EXERCISE DIRECTIONS :: Check every line of the data for the word "Limit", and copy those that have it.

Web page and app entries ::
%%

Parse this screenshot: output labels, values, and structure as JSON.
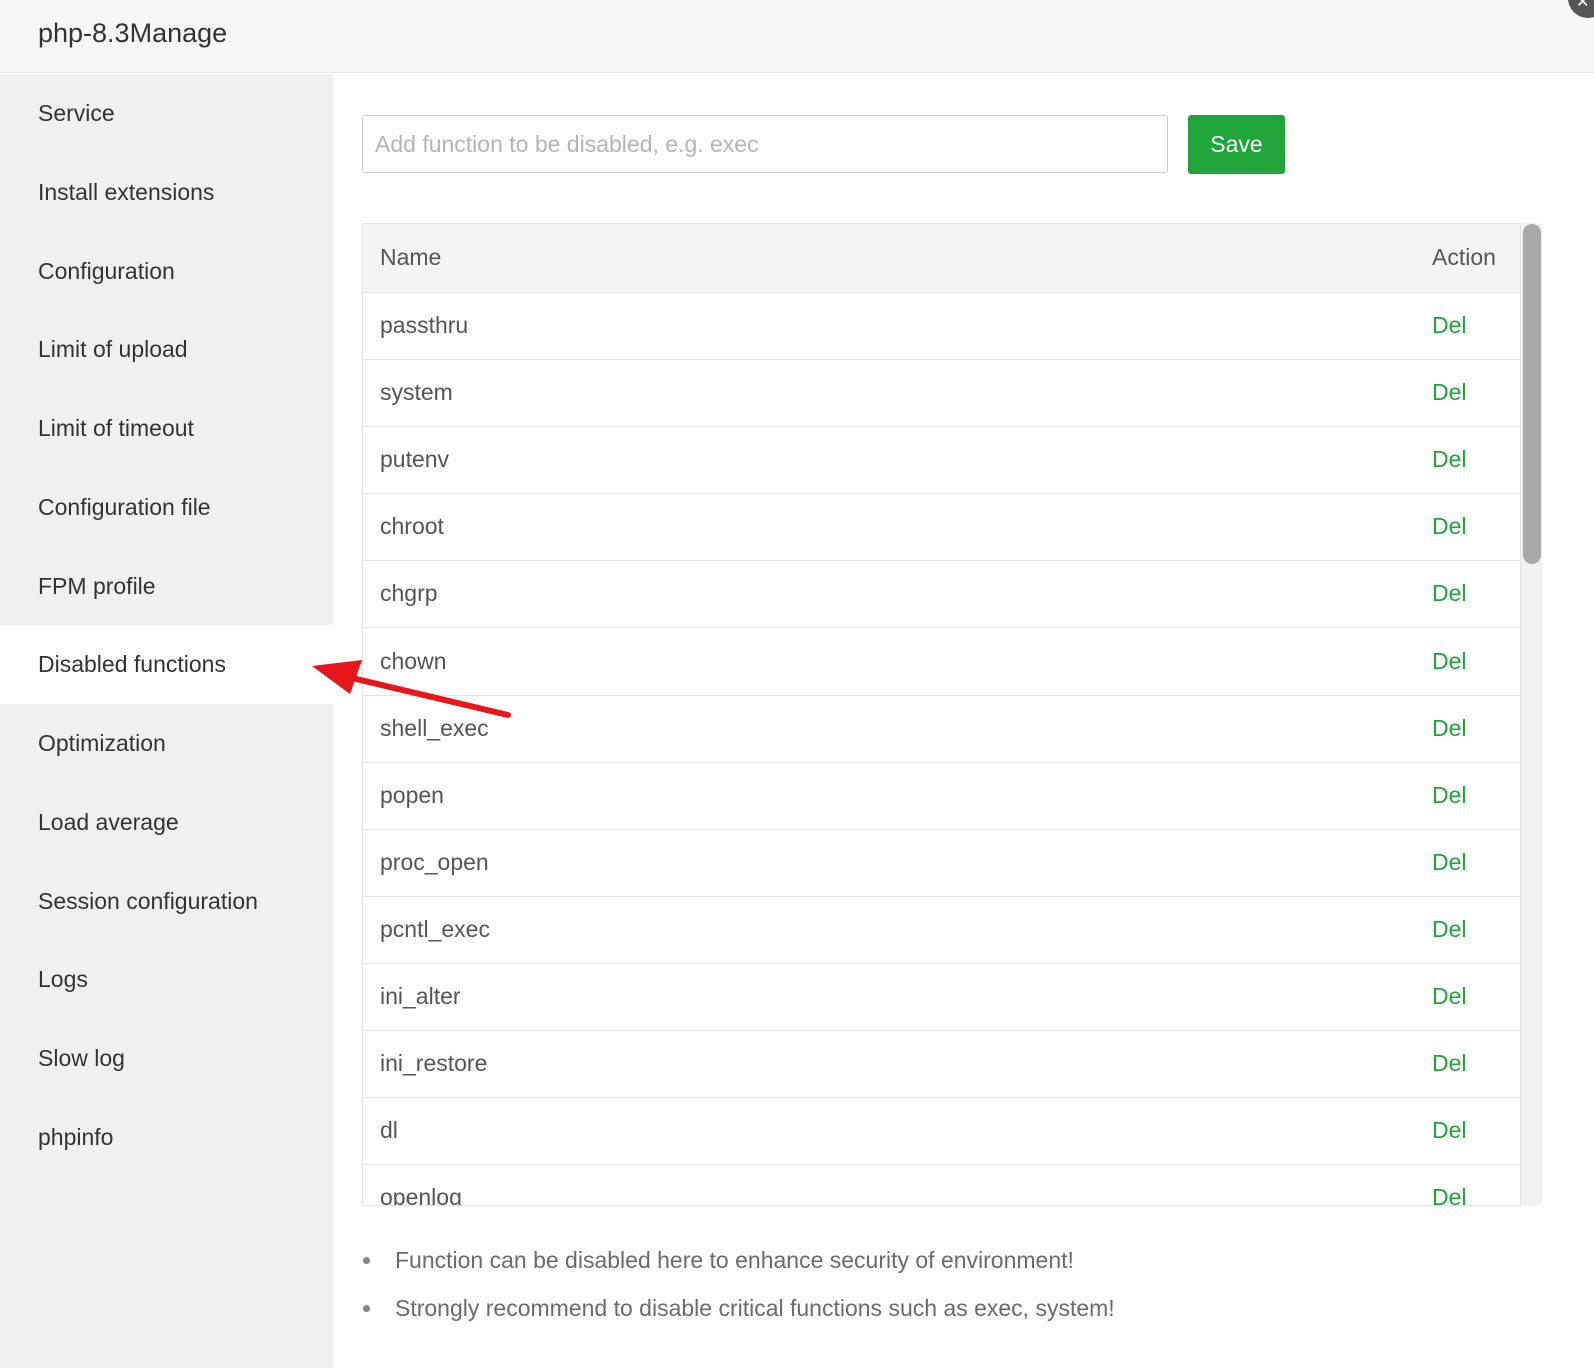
{
  "window": {
    "title": "php-8.3Manage"
  },
  "sidebar": {
    "items": [
      {
        "label": "Service"
      },
      {
        "label": "Install extensions"
      },
      {
        "label": "Configuration"
      },
      {
        "label": "Limit of upload"
      },
      {
        "label": "Limit of timeout"
      },
      {
        "label": "Configuration file"
      },
      {
        "label": "FPM profile"
      },
      {
        "label": "Disabled functions",
        "active": true
      },
      {
        "label": "Optimization"
      },
      {
        "label": "Load average"
      },
      {
        "label": "Session configuration"
      },
      {
        "label": "Logs"
      },
      {
        "label": "Slow log"
      },
      {
        "label": "phpinfo"
      }
    ]
  },
  "form": {
    "placeholder": "Add function to be disabled, e.g. exec",
    "save_label": "Save"
  },
  "table": {
    "headers": {
      "name": "Name",
      "action": "Action"
    },
    "rows": [
      {
        "name": "passthru",
        "action": "Del"
      },
      {
        "name": "system",
        "action": "Del"
      },
      {
        "name": "putenv",
        "action": "Del"
      },
      {
        "name": "chroot",
        "action": "Del"
      },
      {
        "name": "chgrp",
        "action": "Del"
      },
      {
        "name": "chown",
        "action": "Del"
      },
      {
        "name": "shell_exec",
        "action": "Del"
      },
      {
        "name": "popen",
        "action": "Del"
      },
      {
        "name": "proc_open",
        "action": "Del"
      },
      {
        "name": "pcntl_exec",
        "action": "Del"
      },
      {
        "name": "ini_alter",
        "action": "Del"
      },
      {
        "name": "ini_restore",
        "action": "Del"
      },
      {
        "name": "dl",
        "action": "Del"
      },
      {
        "name": "openlog",
        "action": "Del"
      }
    ]
  },
  "notes": [
    "Function can be disabled here to enhance security of environment!",
    "Strongly recommend to disable critical functions such as exec, system!"
  ],
  "icons": {
    "close": "close-icon",
    "annotation": "red-arrow-annotation"
  },
  "colors": {
    "accent_green": "#20a53a",
    "annotation_red": "#e8151a",
    "sidebar_bg": "#f0f0f0"
  }
}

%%

ANSWER TO THIS PROBLEM ::
        "label": "Limit of upload"
        "label": "Limit of timeout"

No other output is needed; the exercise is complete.